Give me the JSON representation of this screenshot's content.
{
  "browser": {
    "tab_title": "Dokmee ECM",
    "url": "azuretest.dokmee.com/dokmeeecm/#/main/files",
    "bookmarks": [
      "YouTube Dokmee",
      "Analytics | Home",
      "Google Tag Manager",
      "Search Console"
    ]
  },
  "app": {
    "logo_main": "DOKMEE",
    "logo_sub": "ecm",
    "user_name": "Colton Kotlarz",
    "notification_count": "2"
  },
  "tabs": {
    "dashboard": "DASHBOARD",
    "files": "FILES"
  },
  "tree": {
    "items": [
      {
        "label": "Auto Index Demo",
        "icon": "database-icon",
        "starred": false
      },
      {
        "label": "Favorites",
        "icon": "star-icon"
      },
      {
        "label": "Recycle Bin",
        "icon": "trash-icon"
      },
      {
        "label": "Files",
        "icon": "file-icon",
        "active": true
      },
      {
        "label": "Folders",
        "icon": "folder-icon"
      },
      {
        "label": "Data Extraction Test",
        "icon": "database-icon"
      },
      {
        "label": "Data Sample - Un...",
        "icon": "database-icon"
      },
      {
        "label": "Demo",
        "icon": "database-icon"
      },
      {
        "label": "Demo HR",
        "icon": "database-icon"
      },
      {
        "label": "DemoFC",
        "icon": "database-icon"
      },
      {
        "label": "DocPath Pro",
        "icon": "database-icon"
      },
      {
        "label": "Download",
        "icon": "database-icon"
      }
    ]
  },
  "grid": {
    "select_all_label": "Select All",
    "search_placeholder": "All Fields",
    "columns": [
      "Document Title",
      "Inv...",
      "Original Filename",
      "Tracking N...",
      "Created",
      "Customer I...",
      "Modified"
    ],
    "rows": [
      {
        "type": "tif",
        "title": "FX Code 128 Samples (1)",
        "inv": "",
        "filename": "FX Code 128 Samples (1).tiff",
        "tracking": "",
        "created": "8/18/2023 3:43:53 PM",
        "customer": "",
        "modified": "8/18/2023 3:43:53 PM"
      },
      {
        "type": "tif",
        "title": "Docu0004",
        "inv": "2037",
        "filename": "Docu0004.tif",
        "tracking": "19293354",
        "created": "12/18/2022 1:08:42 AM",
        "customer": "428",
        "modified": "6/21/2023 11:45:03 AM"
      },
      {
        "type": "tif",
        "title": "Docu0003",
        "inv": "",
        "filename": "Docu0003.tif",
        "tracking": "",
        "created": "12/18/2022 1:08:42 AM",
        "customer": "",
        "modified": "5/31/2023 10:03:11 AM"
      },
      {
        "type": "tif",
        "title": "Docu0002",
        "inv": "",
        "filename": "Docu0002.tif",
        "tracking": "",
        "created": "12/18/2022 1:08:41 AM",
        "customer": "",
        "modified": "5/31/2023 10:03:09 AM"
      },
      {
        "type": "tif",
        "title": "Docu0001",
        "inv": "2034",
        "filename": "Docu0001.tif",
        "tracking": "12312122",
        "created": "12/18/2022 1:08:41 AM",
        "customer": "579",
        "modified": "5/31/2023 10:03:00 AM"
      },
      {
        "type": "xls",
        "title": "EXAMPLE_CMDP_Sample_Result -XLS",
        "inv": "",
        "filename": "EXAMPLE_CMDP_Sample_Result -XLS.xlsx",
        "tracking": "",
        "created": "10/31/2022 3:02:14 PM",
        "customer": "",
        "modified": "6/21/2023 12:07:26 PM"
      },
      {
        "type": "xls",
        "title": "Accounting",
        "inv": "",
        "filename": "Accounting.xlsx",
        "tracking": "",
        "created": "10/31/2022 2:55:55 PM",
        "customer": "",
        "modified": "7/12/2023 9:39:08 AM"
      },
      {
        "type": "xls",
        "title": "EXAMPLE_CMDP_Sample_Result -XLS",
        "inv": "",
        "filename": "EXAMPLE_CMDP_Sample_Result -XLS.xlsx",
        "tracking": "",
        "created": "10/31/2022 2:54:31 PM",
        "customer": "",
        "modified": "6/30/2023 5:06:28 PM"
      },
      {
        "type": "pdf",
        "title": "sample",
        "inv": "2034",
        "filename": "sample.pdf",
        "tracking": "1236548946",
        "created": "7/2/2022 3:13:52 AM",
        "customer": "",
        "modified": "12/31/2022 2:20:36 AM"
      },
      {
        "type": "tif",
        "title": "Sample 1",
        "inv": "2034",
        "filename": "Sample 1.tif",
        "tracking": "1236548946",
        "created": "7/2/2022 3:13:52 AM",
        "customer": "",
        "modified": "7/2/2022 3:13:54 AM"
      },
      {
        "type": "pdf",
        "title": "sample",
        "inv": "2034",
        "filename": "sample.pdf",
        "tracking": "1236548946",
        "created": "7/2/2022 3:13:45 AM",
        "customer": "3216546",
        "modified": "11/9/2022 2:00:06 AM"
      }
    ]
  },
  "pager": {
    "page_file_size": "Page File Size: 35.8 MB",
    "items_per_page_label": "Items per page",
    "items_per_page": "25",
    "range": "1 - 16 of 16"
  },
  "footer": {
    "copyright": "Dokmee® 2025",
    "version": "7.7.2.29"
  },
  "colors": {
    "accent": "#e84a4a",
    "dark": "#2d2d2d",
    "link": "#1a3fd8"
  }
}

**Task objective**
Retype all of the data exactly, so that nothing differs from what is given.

**Answer area**
Give me the JSON representation of this screenshot's content.
{
  "browser": {
    "tab_title": "Dokmee ECM",
    "url": "azuretest.dokmee.com/dokmeeecm/#/main/files",
    "bookmarks": [
      "YouTube Dokmee",
      "Analytics | Home",
      "Google Tag Manager",
      "Search Console"
    ]
  },
  "app": {
    "logo_main": "DOKMEE",
    "logo_sub": "ecm",
    "user_name": "Colton Kotlarz",
    "notification_count": "2"
  },
  "tabs": {
    "dashboard": "DASHBOARD",
    "files": "FILES"
  },
  "tree": {
    "items": [
      {
        "label": "Auto Index Demo",
        "icon": "database-icon",
        "starred": false
      },
      {
        "label": "Favorites",
        "icon": "star-icon"
      },
      {
        "label": "Recycle Bin",
        "icon": "trash-icon"
      },
      {
        "label": "Files",
        "icon": "file-icon",
        "active": true
      },
      {
        "label": "Folders",
        "icon": "folder-icon"
      },
      {
        "label": "Data Extraction Test",
        "icon": "database-icon"
      },
      {
        "label": "Data Sample - Un...",
        "icon": "database-icon"
      },
      {
        "label": "Demo",
        "icon": "database-icon"
      },
      {
        "label": "Demo HR",
        "icon": "database-icon"
      },
      {
        "label": "DemoFC",
        "icon": "database-icon"
      },
      {
        "label": "DocPath Pro",
        "icon": "database-icon"
      },
      {
        "label": "Download",
        "icon": "database-icon"
      }
    ]
  },
  "grid": {
    "select_all_label": "Select All",
    "search_placeholder": "All Fields",
    "columns": [
      "Document Title",
      "Inv...",
      "Original Filename",
      "Tracking N...",
      "Created",
      "Customer I...",
      "Modified"
    ],
    "rows": [
      {
        "type": "tif",
        "title": "FX Code 128 Samples (1)",
        "inv": "",
        "filename": "FX Code 128 Samples (1).tiff",
        "tracking": "",
        "created": "8/18/2023 3:43:53 PM",
        "customer": "",
        "modified": "8/18/2023 3:43:53 PM"
      },
      {
        "type": "tif",
        "title": "Docu0004",
        "inv": "2037",
        "filename": "Docu0004.tif",
        "tracking": "19293354",
        "created": "12/18/2022 1:08:42 AM",
        "customer": "428",
        "modified": "6/21/2023 11:45:03 AM"
      },
      {
        "type": "tif",
        "title": "Docu0003",
        "inv": "",
        "filename": "Docu0003.tif",
        "tracking": "",
        "created": "12/18/2022 1:08:42 AM",
        "customer": "",
        "modified": "5/31/2023 10:03:11 AM"
      },
      {
        "type": "tif",
        "title": "Docu0002",
        "inv": "",
        "filename": "Docu0002.tif",
        "tracking": "",
        "created": "12/18/2022 1:08:41 AM",
        "customer": "",
        "modified": "5/31/2023 10:03:09 AM"
      },
      {
        "type": "tif",
        "title": "Docu0001",
        "inv": "2034",
        "filename": "Docu0001.tif",
        "tracking": "12312122",
        "created": "12/18/2022 1:08:41 AM",
        "customer": "579",
        "modified": "5/31/2023 10:03:00 AM"
      },
      {
        "type": "xls",
        "title": "EXAMPLE_CMDP_Sample_Result -XLS",
        "inv": "",
        "filename": "EXAMPLE_CMDP_Sample_Result -XLS.xlsx",
        "tracking": "",
        "created": "10/31/2022 3:02:14 PM",
        "customer": "",
        "modified": "6/21/2023 12:07:26 PM"
      },
      {
        "type": "xls",
        "title": "Accounting",
        "inv": "",
        "filename": "Accounting.xlsx",
        "tracking": "",
        "created": "10/31/2022 2:55:55 PM",
        "customer": "",
        "modified": "7/12/2023 9:39:08 AM"
      },
      {
        "type": "xls",
        "title": "EXAMPLE_CMDP_Sample_Result -XLS",
        "inv": "",
        "filename": "EXAMPLE_CMDP_Sample_Result -XLS.xlsx",
        "tracking": "",
        "created": "10/31/2022 2:54:31 PM",
        "customer": "",
        "modified": "6/30/2023 5:06:28 PM"
      },
      {
        "type": "pdf",
        "title": "sample",
        "inv": "2034",
        "filename": "sample.pdf",
        "tracking": "1236548946",
        "created": "7/2/2022 3:13:52 AM",
        "customer": "",
        "modified": "12/31/2022 2:20:36 AM"
      },
      {
        "type": "tif",
        "title": "Sample 1",
        "inv": "2034",
        "filename": "Sample 1.tif",
        "tracking": "1236548946",
        "created": "7/2/2022 3:13:52 AM",
        "customer": "",
        "modified": "7/2/2022 3:13:54 AM"
      },
      {
        "type": "pdf",
        "title": "sample",
        "inv": "2034",
        "filename": "sample.pdf",
        "tracking": "1236548946",
        "created": "7/2/2022 3:13:45 AM",
        "customer": "3216546",
        "modified": "11/9/2022 2:00:06 AM"
      }
    ]
  },
  "pager": {
    "page_file_size": "Page File Size: 35.8 MB",
    "items_per_page_label": "Items per page",
    "items_per_page": "25",
    "range": "1 - 16 of 16"
  },
  "footer": {
    "copyright": "Dokmee® 2025",
    "version": "7.7.2.29"
  },
  "colors": {
    "accent": "#e84a4a",
    "dark": "#2d2d2d",
    "link": "#1a3fd8"
  }
}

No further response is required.